▽

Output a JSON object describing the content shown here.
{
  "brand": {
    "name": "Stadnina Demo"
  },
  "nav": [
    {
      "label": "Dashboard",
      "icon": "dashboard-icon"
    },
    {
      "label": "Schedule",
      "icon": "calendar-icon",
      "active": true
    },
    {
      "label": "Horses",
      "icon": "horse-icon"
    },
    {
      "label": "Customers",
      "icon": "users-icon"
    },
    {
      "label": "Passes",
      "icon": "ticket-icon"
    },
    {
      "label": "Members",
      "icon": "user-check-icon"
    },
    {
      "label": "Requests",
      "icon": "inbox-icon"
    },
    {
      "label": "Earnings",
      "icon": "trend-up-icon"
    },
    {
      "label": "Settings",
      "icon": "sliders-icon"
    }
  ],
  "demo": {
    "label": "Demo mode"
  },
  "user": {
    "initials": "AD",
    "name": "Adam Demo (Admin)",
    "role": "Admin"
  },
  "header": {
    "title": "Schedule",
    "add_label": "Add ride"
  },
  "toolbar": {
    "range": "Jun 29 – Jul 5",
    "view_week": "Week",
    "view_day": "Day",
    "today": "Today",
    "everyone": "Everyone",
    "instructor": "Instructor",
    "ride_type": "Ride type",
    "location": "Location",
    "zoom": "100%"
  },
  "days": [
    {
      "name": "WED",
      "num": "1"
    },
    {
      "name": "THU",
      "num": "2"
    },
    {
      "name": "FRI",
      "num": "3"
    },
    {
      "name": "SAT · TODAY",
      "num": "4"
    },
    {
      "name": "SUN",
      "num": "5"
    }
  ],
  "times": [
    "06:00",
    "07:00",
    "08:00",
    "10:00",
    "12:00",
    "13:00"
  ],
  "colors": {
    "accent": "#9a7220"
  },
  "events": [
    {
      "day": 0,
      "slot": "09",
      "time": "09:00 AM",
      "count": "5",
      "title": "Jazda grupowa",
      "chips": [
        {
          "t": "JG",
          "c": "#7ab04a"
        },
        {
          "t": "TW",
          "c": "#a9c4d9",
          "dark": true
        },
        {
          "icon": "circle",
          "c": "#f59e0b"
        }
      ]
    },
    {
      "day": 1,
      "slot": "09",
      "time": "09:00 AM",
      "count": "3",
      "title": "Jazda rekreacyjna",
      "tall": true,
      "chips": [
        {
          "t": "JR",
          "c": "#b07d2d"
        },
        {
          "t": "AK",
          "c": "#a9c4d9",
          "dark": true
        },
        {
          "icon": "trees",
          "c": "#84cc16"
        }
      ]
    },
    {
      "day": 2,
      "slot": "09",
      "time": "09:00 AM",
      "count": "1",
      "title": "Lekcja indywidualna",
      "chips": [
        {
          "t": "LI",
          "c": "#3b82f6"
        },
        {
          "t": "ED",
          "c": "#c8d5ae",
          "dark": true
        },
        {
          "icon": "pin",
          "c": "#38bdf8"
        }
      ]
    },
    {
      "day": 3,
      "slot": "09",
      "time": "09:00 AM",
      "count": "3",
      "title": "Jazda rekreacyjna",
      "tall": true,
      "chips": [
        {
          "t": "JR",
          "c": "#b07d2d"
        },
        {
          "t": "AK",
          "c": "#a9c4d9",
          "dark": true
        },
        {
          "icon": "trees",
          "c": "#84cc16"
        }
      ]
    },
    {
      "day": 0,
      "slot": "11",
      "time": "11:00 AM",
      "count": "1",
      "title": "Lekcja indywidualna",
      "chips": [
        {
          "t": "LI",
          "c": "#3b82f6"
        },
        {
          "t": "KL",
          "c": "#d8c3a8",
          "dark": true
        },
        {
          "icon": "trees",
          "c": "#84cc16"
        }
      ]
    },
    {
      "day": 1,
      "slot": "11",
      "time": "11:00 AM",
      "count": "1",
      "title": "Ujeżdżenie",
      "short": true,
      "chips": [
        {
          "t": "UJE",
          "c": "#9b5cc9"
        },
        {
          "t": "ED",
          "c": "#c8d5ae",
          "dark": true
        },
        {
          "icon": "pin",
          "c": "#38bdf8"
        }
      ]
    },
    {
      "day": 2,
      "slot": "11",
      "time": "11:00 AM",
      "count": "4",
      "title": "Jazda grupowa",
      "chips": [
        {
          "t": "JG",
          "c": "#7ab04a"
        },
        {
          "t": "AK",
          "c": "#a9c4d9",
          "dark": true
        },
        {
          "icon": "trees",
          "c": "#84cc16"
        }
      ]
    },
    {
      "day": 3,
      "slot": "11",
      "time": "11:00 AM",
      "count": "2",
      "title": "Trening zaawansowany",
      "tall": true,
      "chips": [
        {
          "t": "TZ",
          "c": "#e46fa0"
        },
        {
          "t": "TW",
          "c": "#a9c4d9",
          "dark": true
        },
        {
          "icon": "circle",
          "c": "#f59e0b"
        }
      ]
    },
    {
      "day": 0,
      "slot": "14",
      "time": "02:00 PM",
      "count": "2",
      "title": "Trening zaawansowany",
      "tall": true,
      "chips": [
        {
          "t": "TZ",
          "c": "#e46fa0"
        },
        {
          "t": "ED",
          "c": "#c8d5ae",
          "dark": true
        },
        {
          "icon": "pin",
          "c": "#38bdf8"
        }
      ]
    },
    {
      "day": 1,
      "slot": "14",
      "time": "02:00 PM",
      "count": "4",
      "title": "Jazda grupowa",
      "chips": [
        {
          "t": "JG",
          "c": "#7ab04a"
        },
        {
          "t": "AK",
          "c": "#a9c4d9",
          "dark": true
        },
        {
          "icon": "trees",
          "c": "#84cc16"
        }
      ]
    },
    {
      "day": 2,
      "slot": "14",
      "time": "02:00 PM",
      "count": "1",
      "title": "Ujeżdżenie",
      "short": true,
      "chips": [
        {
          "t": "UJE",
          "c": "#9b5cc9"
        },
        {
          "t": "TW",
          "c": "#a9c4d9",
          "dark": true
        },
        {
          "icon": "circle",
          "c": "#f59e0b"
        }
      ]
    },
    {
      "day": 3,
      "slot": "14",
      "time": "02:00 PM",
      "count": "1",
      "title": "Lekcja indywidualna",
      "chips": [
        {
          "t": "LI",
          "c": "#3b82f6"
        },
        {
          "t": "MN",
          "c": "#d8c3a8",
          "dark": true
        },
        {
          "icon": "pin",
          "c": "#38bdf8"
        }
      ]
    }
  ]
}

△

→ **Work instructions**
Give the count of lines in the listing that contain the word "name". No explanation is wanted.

→ **Expected answer**
7